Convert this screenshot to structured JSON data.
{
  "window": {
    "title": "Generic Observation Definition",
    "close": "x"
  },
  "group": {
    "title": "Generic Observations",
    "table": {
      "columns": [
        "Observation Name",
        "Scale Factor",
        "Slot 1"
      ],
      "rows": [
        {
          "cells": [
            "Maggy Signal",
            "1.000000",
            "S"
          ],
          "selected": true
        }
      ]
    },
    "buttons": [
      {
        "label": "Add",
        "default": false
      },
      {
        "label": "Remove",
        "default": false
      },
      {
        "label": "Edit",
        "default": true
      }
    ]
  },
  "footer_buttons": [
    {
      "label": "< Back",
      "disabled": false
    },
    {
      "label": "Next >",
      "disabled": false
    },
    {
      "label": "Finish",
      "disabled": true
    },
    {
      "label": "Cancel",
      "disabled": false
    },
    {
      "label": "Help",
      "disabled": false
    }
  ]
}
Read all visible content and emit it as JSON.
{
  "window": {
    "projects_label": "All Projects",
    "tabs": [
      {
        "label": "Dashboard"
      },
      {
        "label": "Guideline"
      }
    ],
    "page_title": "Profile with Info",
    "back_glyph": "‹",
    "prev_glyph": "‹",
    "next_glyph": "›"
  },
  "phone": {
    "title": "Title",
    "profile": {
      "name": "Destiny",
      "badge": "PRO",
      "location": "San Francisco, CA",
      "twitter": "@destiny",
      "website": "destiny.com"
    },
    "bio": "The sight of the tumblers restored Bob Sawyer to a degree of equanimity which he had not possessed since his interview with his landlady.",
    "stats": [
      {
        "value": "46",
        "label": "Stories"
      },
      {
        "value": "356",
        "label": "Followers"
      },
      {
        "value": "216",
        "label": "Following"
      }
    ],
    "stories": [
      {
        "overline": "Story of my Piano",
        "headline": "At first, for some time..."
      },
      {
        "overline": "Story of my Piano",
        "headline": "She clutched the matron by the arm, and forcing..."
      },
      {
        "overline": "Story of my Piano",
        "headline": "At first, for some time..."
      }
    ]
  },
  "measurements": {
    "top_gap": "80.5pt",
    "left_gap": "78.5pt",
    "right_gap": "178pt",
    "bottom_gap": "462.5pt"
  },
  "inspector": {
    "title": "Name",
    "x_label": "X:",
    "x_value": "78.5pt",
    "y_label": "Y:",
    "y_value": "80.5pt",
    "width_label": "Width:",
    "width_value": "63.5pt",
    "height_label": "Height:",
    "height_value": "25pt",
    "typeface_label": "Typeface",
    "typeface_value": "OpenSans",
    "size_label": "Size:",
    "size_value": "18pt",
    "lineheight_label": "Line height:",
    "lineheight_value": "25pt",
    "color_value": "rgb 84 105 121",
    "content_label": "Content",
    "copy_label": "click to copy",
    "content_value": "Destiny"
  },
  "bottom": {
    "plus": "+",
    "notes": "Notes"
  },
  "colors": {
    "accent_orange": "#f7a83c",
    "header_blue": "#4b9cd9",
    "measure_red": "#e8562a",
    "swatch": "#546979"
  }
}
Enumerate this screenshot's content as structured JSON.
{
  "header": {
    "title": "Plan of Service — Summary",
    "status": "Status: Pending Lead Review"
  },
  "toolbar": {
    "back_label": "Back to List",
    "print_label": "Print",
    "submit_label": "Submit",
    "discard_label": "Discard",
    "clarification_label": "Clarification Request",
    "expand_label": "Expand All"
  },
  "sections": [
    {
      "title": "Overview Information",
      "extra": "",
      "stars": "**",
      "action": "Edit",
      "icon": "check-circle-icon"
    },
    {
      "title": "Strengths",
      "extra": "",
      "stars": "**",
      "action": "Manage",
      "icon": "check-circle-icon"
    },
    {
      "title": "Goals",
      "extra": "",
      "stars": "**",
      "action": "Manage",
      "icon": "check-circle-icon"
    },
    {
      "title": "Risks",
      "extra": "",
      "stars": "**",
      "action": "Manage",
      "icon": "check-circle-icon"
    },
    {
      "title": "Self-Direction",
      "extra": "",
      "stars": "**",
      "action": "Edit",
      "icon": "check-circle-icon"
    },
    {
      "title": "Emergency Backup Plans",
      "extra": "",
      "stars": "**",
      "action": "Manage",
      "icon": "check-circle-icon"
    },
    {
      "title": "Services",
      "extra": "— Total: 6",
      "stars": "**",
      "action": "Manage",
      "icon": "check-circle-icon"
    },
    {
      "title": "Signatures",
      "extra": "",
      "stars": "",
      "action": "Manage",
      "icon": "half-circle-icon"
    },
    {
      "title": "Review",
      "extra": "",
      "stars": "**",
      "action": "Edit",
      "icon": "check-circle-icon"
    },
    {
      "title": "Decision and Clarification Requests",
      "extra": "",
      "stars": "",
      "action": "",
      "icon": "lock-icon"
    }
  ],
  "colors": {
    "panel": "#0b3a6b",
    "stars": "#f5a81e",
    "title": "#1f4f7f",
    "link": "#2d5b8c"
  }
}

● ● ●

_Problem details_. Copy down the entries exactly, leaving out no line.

_Exercise result_.
Convert this screenshot to structured JSON data.
{
  "window": {
    "title": "Generic Observation Definition",
    "close": "x"
  },
  "group": {
    "title": "Generic Observations",
    "table": {
      "columns": [
        "Observation Name",
        "Scale Factor",
        "Slot 1"
      ],
      "rows": [
        {
          "cells": [
            "Maggy Signal",
            "1.000000",
            "S"
          ],
          "selected": true
        }
      ]
    },
    "buttons": [
      {
        "label": "Add",
        "default": false
      },
      {
        "label": "Remove",
        "default": false
      },
      {
        "label": "Edit",
        "default": true
      }
    ]
  },
  "footer_buttons": [
    {
      "label": "< Back",
      "disabled": false
    },
    {
      "label": "Next >",
      "disabled": false
    },
    {
      "label": "Finish",
      "disabled": true
    },
    {
      "label": "Cancel",
      "disabled": false
    },
    {
      "label": "Help",
      "disabled": false
    }
  ]
}
Read all visible content and emit it as JSON.
{
  "window": {
    "projects_label": "All Projects",
    "tabs": [
      {
        "label": "Dashboard"
      },
      {
        "label": "Guideline"
      }
    ],
    "page_title": "Profile with Info",
    "back_glyph": "‹",
    "prev_glyph": "‹",
    "next_glyph": "›"
  },
  "phone": {
    "title": "Title",
    "profile": {
      "name": "Destiny",
      "badge": "PRO",
      "location": "San Francisco, CA",
      "twitter": "@destiny",
      "website": "destiny.com"
    },
    "bio": "The sight of the tumblers restored Bob Sawyer to a degree of equanimity which he had not possessed since his interview with his landlady.",
    "stats": [
      {
        "value": "46",
        "label": "Stories"
      },
      {
        "value": "356",
        "label": "Followers"
      },
      {
        "value": "216",
        "label": "Following"
      }
    ],
    "stories": [
      {
        "overline": "Story of my Piano",
        "headline": "At first, for some time..."
      },
      {
        "overline": "Story of my Piano",
        "headline": "She clutched the matron by the arm, and forcing..."
      },
      {
        "overline": "Story of my Piano",
        "headline": "At first, for some time..."
      }
    ]
  },
  "measurements": {
    "top_gap": "80.5pt",
    "left_gap": "78.5pt",
    "right_gap": "178pt",
    "bottom_gap": "462.5pt"
  },
  "inspector": {
    "title": "Name",
    "x_label": "X:",
    "x_value": "78.5pt",
    "y_label": "Y:",
    "y_value": "80.5pt",
    "width_label": "Width:",
    "width_value": "63.5pt",
    "height_label": "Height:",
    "height_value": "25pt",
    "typeface_label": "Typeface",
    "typeface_value": "OpenSans",
    "size_label": "Size:",
    "size_value": "18pt",
    "lineheight_label": "Line height:",
    "lineheight_value": "25pt",
    "color_value": "rgb 84 105 121",
    "content_label": "Content",
    "copy_label": "click to copy",
    "content_value": "Destiny"
  },
  "bottom": {
    "plus": "+",
    "notes": "Notes"
  },
  "colors": {
    "accent_orange": "#f7a83c",
    "header_blue": "#4b9cd9",
    "measure_red": "#e8562a",
    "swatch": "#546979"
  }
}
Enumerate this screenshot's content as structured JSON.
{
  "header": {
    "title": "Plan of Service — Summary",
    "status": "Status: Pending Lead Review"
  },
  "toolbar": {
    "back_label": "Back to List",
    "print_label": "Print",
    "submit_label": "Submit",
    "discard_label": "Discard",
    "clarification_label": "Clarification Request",
    "expand_label": "Expand All"
  },
  "sections": [
    {
      "title": "Overview Information",
      "extra": "",
      "stars": "**",
      "action": "Edit",
      "icon": "check-circle-icon"
    },
    {
      "title": "Strengths",
      "extra": "",
      "stars": "**",
      "action": "Manage",
      "icon": "check-circle-icon"
    },
    {
      "title": "Goals",
      "extra": "",
      "stars": "**",
      "action": "Manage",
      "icon": "check-circle-icon"
    },
    {
      "title": "Risks",
      "extra": "",
      "stars": "**",
      "action": "Manage",
      "icon": "check-circle-icon"
    },
    {
      "title": "Self-Direction",
      "extra": "",
      "stars": "**",
      "action": "Edit",
      "icon": "check-circle-icon"
    },
    {
      "title": "Emergency Backup Plans",
      "extra": "",
      "stars": "**",
      "action": "Manage",
      "icon": "check-circle-icon"
    },
    {
      "title": "Services",
      "extra": "— Total: 6",
      "stars": "**",
      "action": "Manage",
      "icon": "check-circle-icon"
    },
    {
      "title": "Signatures",
      "extra": "",
      "stars": "",
      "action": "Manage",
      "icon": "half-circle-icon"
    },
    {
      "title": "Review",
      "extra": "",
      "stars": "**",
      "action": "Edit",
      "icon": "check-circle-icon"
    },
    {
      "title": "Decision and Clarification Requests",
      "extra": "",
      "stars": "",
      "action": "",
      "icon": "lock-icon"
    }
  ],
  "colors": {
    "panel": "#0b3a6b",
    "stars": "#f5a81e",
    "title": "#1f4f7f",
    "link": "#2d5b8c"
  }
}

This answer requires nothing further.